◆ Data about app and page elements ◆
--- --- ---
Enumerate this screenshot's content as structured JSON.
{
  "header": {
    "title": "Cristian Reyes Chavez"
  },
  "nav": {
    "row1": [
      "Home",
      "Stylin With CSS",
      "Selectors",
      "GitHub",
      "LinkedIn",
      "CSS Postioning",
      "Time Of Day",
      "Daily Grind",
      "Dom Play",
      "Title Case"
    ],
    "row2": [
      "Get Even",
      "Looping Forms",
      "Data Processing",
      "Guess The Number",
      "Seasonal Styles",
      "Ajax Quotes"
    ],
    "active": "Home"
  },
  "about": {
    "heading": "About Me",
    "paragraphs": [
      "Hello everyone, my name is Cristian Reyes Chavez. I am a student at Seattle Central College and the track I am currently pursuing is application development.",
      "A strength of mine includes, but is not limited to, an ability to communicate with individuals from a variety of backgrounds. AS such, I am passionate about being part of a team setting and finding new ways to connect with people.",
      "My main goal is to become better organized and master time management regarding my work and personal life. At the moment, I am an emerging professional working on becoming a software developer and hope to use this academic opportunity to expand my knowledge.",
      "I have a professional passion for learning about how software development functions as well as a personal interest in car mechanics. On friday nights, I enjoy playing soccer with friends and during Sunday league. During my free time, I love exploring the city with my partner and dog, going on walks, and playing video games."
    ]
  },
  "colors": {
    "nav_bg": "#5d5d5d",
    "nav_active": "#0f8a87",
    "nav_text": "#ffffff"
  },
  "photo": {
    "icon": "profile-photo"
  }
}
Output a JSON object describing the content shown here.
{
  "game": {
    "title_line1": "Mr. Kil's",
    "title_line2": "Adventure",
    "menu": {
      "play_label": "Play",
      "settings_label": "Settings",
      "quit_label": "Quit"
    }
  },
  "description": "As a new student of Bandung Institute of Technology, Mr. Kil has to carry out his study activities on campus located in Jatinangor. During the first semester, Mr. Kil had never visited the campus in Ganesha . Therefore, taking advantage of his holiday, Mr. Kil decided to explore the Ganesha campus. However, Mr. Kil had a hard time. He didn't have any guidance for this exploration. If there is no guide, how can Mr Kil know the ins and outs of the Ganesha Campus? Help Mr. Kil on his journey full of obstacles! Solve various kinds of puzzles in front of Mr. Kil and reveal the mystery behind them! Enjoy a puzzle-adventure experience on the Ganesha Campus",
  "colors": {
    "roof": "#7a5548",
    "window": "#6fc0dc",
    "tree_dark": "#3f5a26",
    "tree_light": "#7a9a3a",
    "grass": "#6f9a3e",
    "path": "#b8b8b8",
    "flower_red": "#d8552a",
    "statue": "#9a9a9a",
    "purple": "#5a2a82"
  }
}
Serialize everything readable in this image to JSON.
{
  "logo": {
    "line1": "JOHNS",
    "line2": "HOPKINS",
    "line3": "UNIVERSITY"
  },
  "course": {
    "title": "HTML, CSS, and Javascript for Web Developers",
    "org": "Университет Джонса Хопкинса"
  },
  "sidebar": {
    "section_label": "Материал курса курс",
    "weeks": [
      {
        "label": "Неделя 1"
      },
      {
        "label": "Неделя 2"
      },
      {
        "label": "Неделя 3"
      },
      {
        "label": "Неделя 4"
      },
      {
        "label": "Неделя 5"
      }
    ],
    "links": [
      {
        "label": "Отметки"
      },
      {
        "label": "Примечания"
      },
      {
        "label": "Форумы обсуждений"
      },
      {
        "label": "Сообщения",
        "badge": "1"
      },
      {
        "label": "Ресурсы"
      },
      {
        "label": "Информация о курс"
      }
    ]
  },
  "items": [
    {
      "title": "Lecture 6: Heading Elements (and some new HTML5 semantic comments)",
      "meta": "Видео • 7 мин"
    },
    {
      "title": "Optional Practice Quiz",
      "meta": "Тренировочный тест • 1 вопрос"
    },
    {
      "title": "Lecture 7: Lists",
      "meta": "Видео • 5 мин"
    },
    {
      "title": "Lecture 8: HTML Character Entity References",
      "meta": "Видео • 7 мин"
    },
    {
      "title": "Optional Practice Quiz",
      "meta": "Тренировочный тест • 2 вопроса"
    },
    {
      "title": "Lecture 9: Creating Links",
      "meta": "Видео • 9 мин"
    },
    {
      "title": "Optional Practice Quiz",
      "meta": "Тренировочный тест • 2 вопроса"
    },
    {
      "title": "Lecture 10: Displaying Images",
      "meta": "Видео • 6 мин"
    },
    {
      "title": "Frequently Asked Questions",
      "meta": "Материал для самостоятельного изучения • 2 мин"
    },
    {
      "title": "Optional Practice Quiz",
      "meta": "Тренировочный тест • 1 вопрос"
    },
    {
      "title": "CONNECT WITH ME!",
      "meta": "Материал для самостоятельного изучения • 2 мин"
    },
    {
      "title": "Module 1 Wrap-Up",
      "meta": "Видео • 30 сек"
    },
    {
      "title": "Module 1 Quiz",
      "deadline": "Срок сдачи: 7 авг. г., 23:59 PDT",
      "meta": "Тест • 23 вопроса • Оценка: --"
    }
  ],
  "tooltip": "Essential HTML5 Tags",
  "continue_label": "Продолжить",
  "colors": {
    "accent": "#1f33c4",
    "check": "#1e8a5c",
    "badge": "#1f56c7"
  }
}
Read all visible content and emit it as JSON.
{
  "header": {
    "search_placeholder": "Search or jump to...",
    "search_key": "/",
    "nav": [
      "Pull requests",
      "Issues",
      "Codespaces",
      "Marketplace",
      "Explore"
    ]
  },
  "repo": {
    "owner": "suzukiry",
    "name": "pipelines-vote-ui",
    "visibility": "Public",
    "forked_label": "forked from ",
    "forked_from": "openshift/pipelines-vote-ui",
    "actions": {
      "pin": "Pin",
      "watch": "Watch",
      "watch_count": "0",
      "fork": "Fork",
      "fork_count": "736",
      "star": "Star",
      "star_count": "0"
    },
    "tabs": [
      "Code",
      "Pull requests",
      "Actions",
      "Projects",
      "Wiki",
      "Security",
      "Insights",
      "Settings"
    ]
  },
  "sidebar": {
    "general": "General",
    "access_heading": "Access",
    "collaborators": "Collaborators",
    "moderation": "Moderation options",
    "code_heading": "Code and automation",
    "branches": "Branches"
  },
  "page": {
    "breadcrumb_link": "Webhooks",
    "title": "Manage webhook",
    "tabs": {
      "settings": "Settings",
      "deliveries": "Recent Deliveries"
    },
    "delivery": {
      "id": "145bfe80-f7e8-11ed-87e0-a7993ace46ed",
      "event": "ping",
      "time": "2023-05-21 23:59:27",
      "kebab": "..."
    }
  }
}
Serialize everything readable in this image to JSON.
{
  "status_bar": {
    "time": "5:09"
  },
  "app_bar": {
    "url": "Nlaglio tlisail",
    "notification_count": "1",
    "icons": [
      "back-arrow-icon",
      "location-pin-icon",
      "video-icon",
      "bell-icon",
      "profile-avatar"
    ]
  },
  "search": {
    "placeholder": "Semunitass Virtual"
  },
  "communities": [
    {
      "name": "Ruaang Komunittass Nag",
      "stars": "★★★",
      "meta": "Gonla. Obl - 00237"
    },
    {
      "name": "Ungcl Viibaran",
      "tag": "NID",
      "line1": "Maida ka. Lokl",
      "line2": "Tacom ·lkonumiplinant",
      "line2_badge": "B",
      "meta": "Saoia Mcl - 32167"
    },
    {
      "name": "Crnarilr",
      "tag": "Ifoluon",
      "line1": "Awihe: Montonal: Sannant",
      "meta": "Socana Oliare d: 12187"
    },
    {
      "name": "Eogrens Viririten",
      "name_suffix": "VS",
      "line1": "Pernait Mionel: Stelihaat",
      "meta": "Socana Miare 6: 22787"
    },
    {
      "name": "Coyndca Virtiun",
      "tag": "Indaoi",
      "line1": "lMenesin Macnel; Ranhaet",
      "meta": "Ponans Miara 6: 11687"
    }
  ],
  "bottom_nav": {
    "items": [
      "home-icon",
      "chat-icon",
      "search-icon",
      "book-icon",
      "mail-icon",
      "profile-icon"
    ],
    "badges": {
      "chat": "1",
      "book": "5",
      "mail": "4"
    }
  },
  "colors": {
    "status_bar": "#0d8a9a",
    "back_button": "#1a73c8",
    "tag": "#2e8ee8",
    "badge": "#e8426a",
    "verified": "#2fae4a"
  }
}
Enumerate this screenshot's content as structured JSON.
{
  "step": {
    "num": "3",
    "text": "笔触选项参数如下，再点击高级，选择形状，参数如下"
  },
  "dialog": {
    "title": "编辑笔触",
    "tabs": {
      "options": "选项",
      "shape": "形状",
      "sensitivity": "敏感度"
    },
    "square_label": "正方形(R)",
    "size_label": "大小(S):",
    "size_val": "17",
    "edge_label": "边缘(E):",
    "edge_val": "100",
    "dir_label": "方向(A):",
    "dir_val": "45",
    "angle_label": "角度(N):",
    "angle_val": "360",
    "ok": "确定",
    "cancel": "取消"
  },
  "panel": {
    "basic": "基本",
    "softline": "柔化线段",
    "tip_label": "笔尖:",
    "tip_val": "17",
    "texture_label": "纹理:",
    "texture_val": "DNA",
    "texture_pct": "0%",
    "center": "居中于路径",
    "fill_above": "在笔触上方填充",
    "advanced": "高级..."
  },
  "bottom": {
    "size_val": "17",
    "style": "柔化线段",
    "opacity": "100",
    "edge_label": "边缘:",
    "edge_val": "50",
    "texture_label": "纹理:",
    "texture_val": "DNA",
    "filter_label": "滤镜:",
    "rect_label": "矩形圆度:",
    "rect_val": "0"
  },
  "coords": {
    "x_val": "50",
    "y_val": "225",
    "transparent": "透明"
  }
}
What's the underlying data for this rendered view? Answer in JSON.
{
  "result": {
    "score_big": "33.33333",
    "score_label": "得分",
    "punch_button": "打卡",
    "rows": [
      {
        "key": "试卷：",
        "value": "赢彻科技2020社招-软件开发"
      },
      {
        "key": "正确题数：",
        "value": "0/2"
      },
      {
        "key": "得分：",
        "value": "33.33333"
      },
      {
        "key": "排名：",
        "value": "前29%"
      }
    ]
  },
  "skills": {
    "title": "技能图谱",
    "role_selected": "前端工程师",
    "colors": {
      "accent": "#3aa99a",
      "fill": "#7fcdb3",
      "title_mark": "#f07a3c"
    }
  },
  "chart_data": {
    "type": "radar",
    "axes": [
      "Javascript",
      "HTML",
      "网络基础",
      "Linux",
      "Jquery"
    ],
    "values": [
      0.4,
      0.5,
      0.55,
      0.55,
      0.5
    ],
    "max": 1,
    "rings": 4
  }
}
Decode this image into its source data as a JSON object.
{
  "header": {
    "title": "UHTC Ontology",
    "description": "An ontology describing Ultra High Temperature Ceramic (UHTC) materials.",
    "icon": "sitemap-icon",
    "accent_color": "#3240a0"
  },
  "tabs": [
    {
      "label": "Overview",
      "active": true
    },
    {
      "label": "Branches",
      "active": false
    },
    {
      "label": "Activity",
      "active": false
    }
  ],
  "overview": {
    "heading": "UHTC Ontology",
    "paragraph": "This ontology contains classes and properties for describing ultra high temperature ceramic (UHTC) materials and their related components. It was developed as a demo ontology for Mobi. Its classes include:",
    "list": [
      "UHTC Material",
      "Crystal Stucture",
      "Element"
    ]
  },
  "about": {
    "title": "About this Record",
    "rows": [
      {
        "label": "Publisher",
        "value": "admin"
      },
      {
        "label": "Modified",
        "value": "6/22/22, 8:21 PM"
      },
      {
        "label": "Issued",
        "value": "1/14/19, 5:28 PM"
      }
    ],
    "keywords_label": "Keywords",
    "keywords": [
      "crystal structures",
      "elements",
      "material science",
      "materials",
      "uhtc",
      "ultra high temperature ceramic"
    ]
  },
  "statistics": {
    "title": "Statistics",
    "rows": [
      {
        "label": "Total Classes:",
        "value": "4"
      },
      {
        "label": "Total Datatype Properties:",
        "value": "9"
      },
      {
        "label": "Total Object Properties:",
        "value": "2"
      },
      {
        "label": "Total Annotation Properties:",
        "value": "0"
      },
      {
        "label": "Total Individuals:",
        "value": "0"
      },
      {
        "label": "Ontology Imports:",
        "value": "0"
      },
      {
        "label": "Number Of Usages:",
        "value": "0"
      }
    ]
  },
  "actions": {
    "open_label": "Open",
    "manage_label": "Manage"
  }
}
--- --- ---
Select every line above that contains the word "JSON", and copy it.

Enumerate this screenshot's content as structured JSON.
Output a JSON object describing the content shown here.
Serialize everything readable in this image to JSON.
Read all visible content and emit it as JSON.
Serialize everything readable in this image to JSON.
Enumerate this screenshot's content as structured JSON.
What's the underlying data for this rendered view? Answer in JSON.
Decode this image into its source data as a JSON object.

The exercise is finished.